The Libertarian Non-Aggression Axiom is really not much different from the old Hippie saw which ran “Go ahead and do whatever you feel like doing, as long as you don’t hurt anyone else.” It is also in line with the real spirit of Buddhism, in my opinion (and I am not a Buddhist), in the sense of first making sure that one does no harm to another. Buddha refused to kill, and a Libertarian refuses to kill, unless attacked. And even then, since he has no pre-ordained political dogmas, he doesn’t really know what he’d do in that situation of being attacked.
Libertarianism also follows the political philosophy of that grand old Leftist Libertarian, Lord Bertrand Russell. Russell supplies us with the correct formula for political action in the face of injustice. Civil disobedience should not be carried out lightly, because the existing laws should be obeyed unless they are so repugnant to Conscience, that the Individual must refuse to obey them. If the injustice is not so heinous, then it should be opposed solely by non-violent political “agitation”, that is, peaceful political demonstrations, writing articles, giving speeches, running for elected office, the grand old Irish Capitalist weapon of the boycott, picketing, bringing legal suit, etc. These should be the methods if the injustice is not egregious. For example, the difference between opposing a tenth of one-percent sales tax levied on non-food items, and opposing Human slavery. One should be opposed by political debate, legislation, demonstrations, etc. The other should be overthrown.

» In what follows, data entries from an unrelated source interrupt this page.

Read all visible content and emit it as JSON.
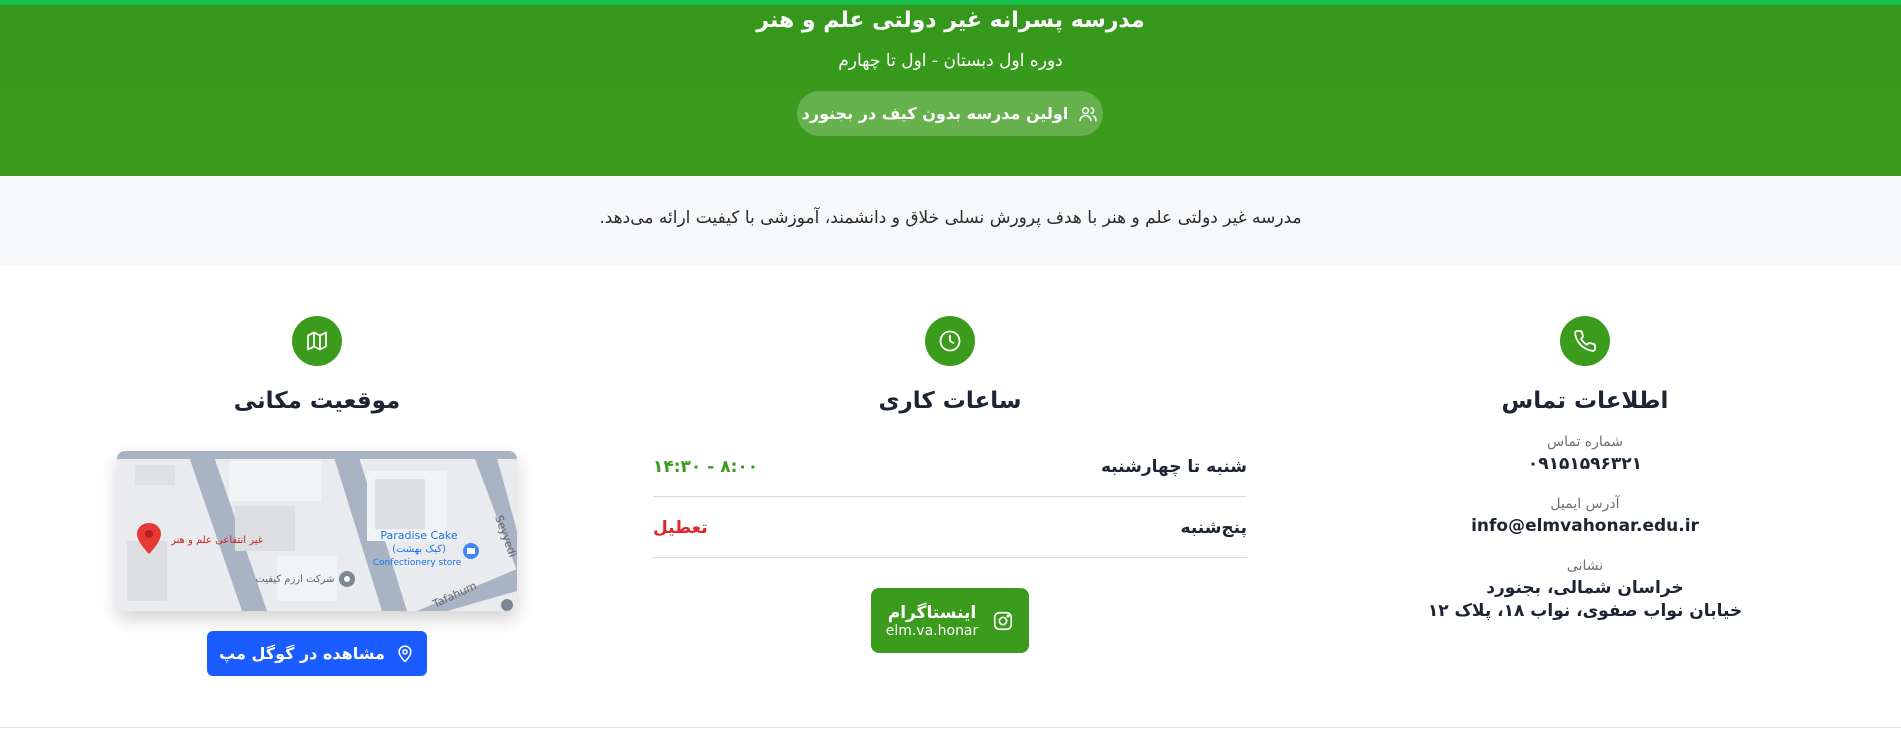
{
  "hero": {
    "title": "مدرسه پسرانه غیر دولتی علم و هنر",
    "subtitle": "دوره اول دبستان - اول تا چهارم",
    "badge": "اولین مدرسه بدون کیف در بجنورد",
    "badge_icon": "users-icon"
  },
  "about": {
    "text": "مدرسه غیر دولتی علم و هنر با هدف پرورش نسلی خلاق و دانشمند، آموزشی با کیفیت ارائه می‌دهد."
  },
  "contact": {
    "title": "اطلاعات تماس",
    "icon": "phone-icon",
    "phone_label": "شماره تماس",
    "phone": "۰۹۱۵۱۵۹۶۳۲۱",
    "email_label": "آدرس ایمیل",
    "email": "info@elmvahonar.edu.ir",
    "address_label": "نشانی",
    "address_line1": "خراسان شمالی، بجنورد",
    "address_line2": "خیابان نواب صفوی، نواب ۱۸، پلاک ۱۲"
  },
  "hours": {
    "title": "ساعات کاری",
    "icon": "clock-icon",
    "rows": [
      {
        "day": "شنبه تا چهارشنبه",
        "time": "۸:۰۰ - ۱۴:۳۰",
        "color": "#3a9b1c"
      },
      {
        "day": "پنج‌شنبه",
        "time": "تعطیل",
        "color": "#e0262b"
      }
    ],
    "instagram_label": "اینستاگرام",
    "instagram_handle": "elm.va.honar",
    "instagram_icon": "instagram-icon"
  },
  "location": {
    "title": "موقعیت مکانی",
    "icon": "map-icon",
    "map_labels": {
      "school": "غیر انتفاعی علم و هنر",
      "cake_en": "Paradise Cake",
      "cake_fa": "(کیک بهشت)",
      "cake_type": "Confectionery store",
      "company": "شرکت ارزم کیفیت",
      "street1": "Seyyedi",
      "street2": "Tafahum"
    },
    "button": "مشاهده در گوگل مپ",
    "button_icon": "map-pin-icon"
  },
  "colors": {
    "primary_green": "#3a9b1c",
    "accent_blue": "#1a5cff",
    "closed_red": "#e0262b"
  }
}
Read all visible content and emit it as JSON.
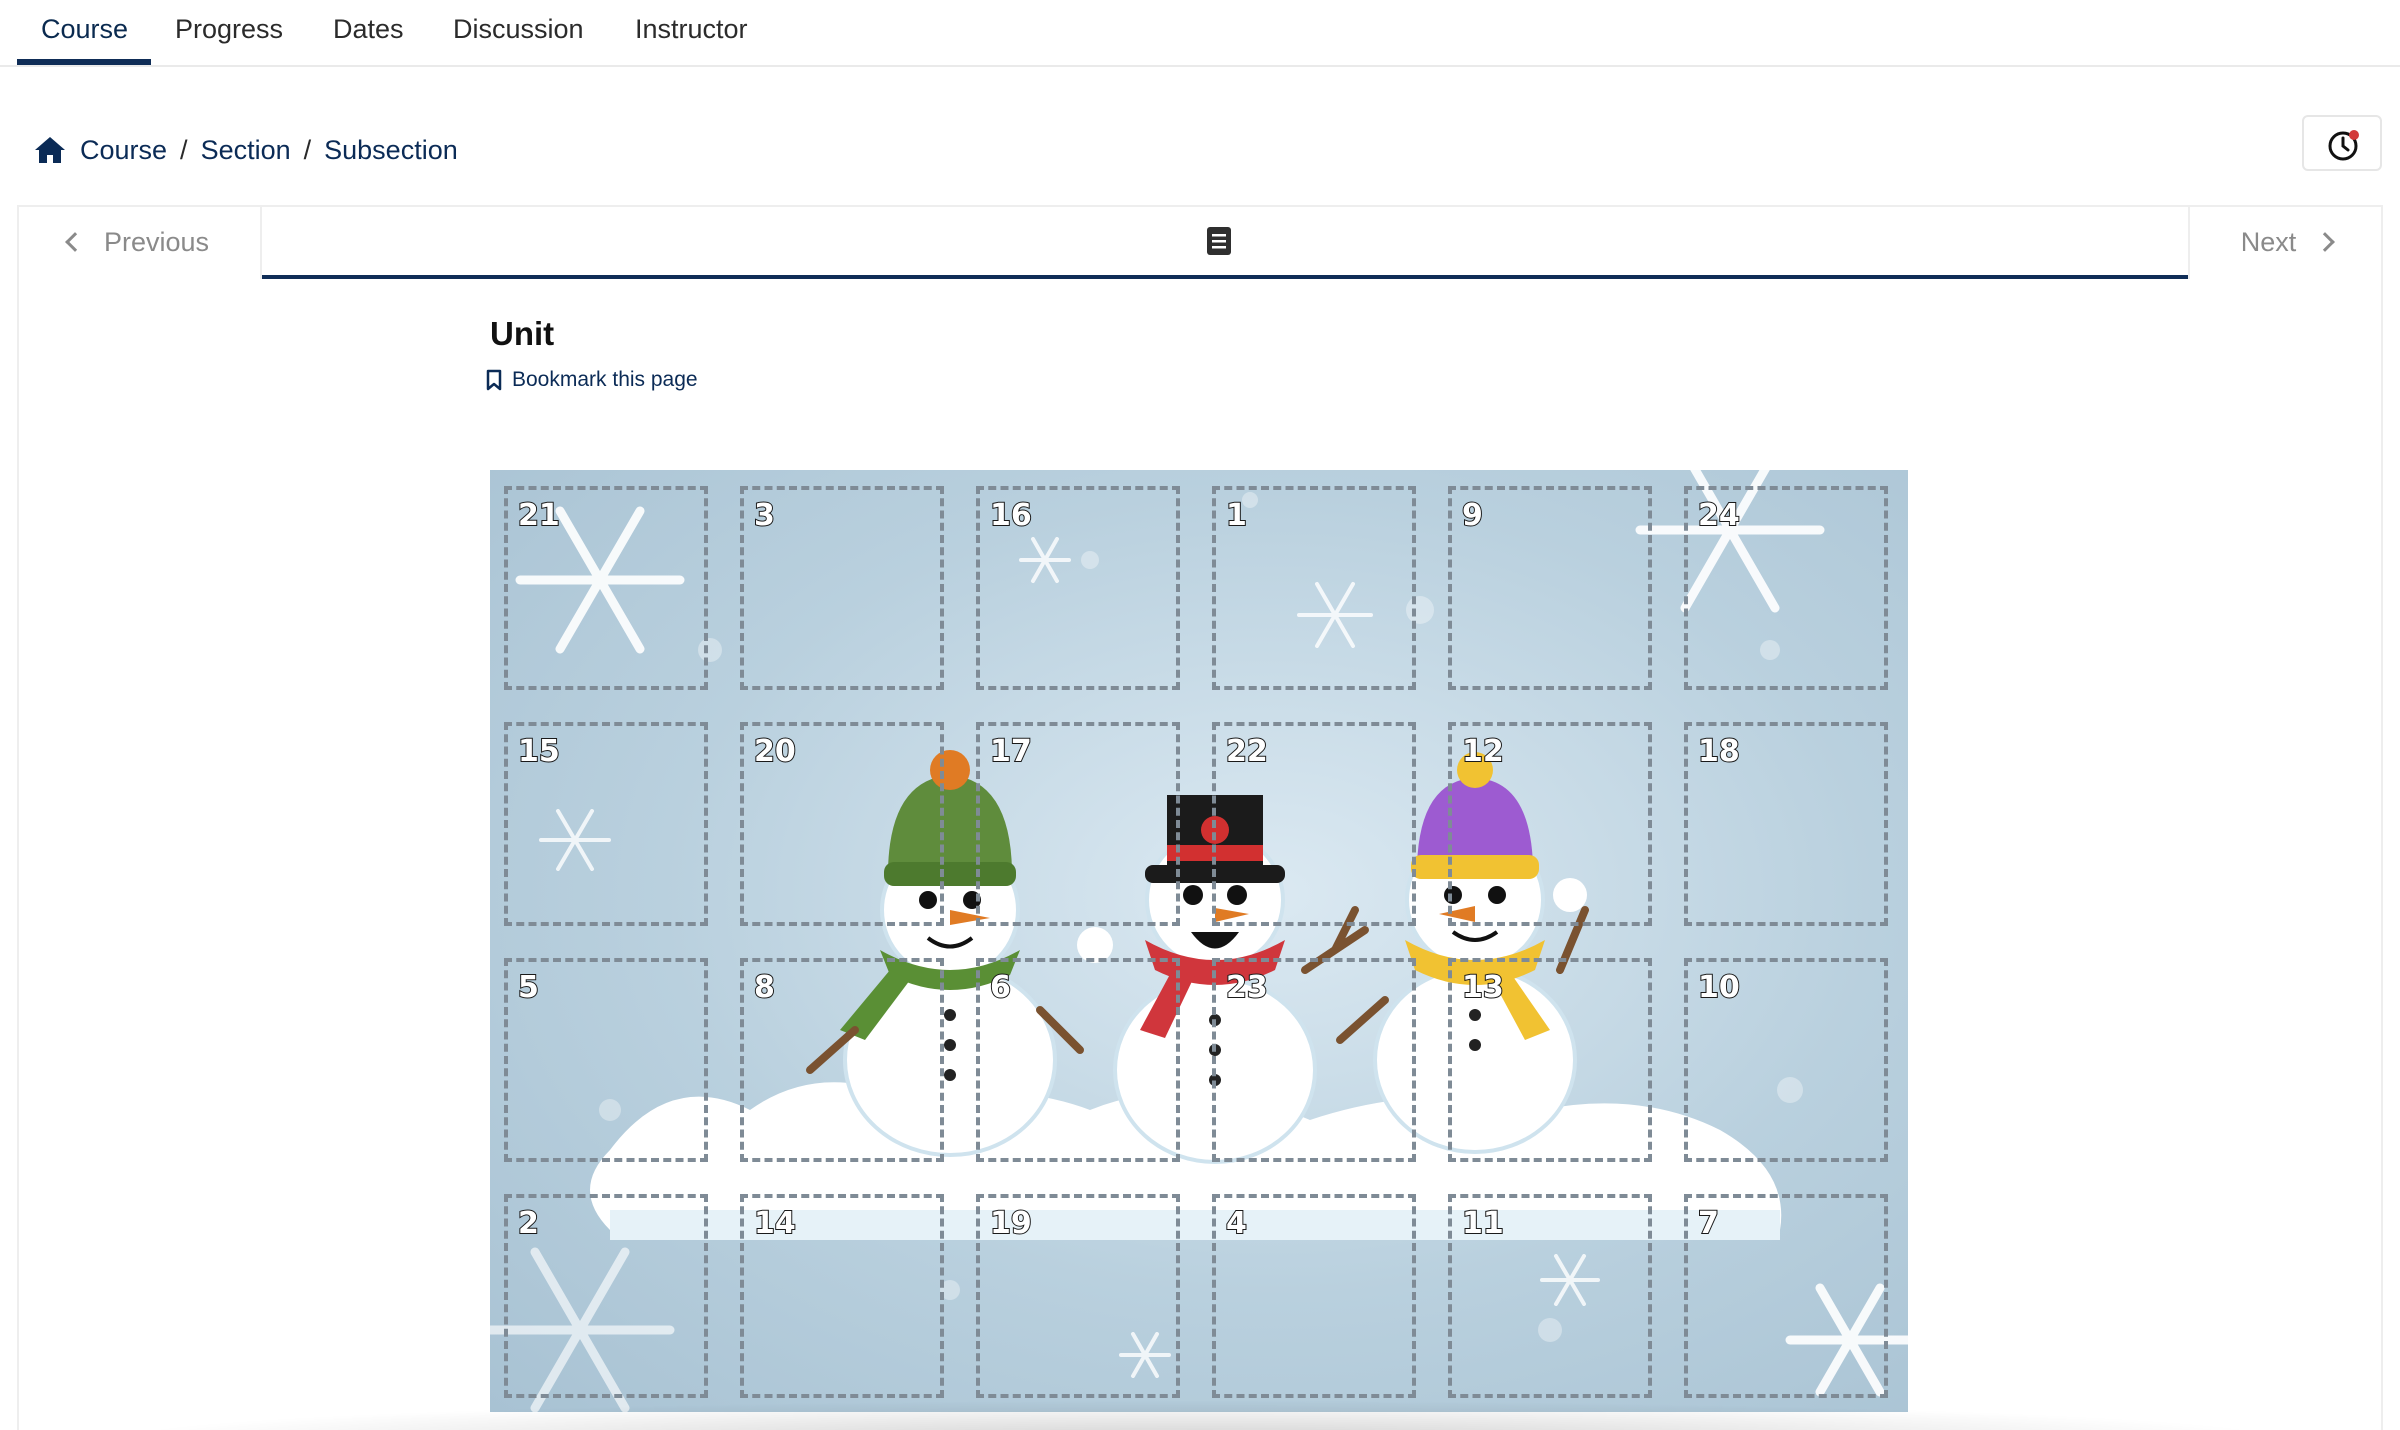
{
  "tabs": [
    {
      "label": "Course"
    },
    {
      "label": "Progress"
    },
    {
      "label": "Dates"
    },
    {
      "label": "Discussion"
    },
    {
      "label": "Instructor"
    }
  ],
  "breadcrumb": [
    "Course",
    "Section",
    "Subsection"
  ],
  "breadcrumb_separator": "/",
  "sequence_nav": {
    "previous": "Previous",
    "next": "Next"
  },
  "unit": {
    "title": "Unit",
    "bookmark": "Bookmark this page"
  },
  "calendar": {
    "rows": [
      [
        "21",
        "3",
        "16",
        "1",
        "9",
        "24"
      ],
      [
        "15",
        "20",
        "17",
        "22",
        "12",
        "18"
      ],
      [
        "5",
        "8",
        "6",
        "23",
        "13",
        "10"
      ],
      [
        "2",
        "14",
        "19",
        "4",
        "11",
        "7"
      ]
    ],
    "illustration": "three-snowmen-icon"
  },
  "colors": {
    "accent": "#0f2d57",
    "link": "#0b2b56",
    "calendar_bg": "#b9d0de"
  }
}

One important question that arises simultaneously with the adoption of the Non-Aggression Axiom is that of what exactly is property ownership, or “just” property. This is the key to the ethical system of property rights known as Libertarianism.
Let’s say we are walking by an alley late at night, and we chance to see a young man of twenty, holding a gun on an elderly, silver-haired couple, and we hear him say, “Give me your wallets”. We assume that he is robbing them.
But say we learned that this young man had been employed by this elderly couple for a month cleaning latrines at bowling alleys, and when it came time for his monthly paycheck, the employers, that silver-haired couple we see in the alley, refused to pay him wages. Say furthermore, that after handing over their wallets, we knew the young man had removed from each wallet only the amount due to him, and not a cent more, and then had returned the wallets to the employers. Now our view of who is the scoundrel and who the innocent must face a complete reversal. We must admit that our first impression was completely prejudicial, and upon learning the facts we feel great sympathy for the young man, and great contempt for his exploiters. Because now we realize who is the just owner of the money involved in the “theft”, and who were the thieves, foiled by vigorous Libertarian action.
Libertarians also believe that for ends to be moral, the means must be also. This is one of their chief objections to taxation by the State, whom they compare to a highwayman, only worse, since the highwayman robs you once, and then goes on his way, while the State is robbing you from the cradle (look how these Liberals pile up the debt for the unborn) to the grave (the vile Estate tax, a violation of the Property Right of the Deceased to give away his property to whomever he chooses.)
Thus, Libertarianism, or Jeffersonian Minarchism, both of which are virtually identical to Classical Liberalism, the philosophy that fueled the British Liberal Party of the 19th Century, is really true Liberalism. It champions always justice in Property Rights for Individuals, for this is the only way you ever can possibly achieve Social Justice, a popular phrase of the Left, which has no meaning except in regards to Individual Property Rights. Individual Justice is Social Justice; there is no other.
And at the root of all this is the word Liberty, the word they put on all the American coins. The Freedom to “Go ahead and do whatever you want to do, as long as you don’t hurt anybody else.”
-Paul Grad, Libertarian Nominee for Oregon Governor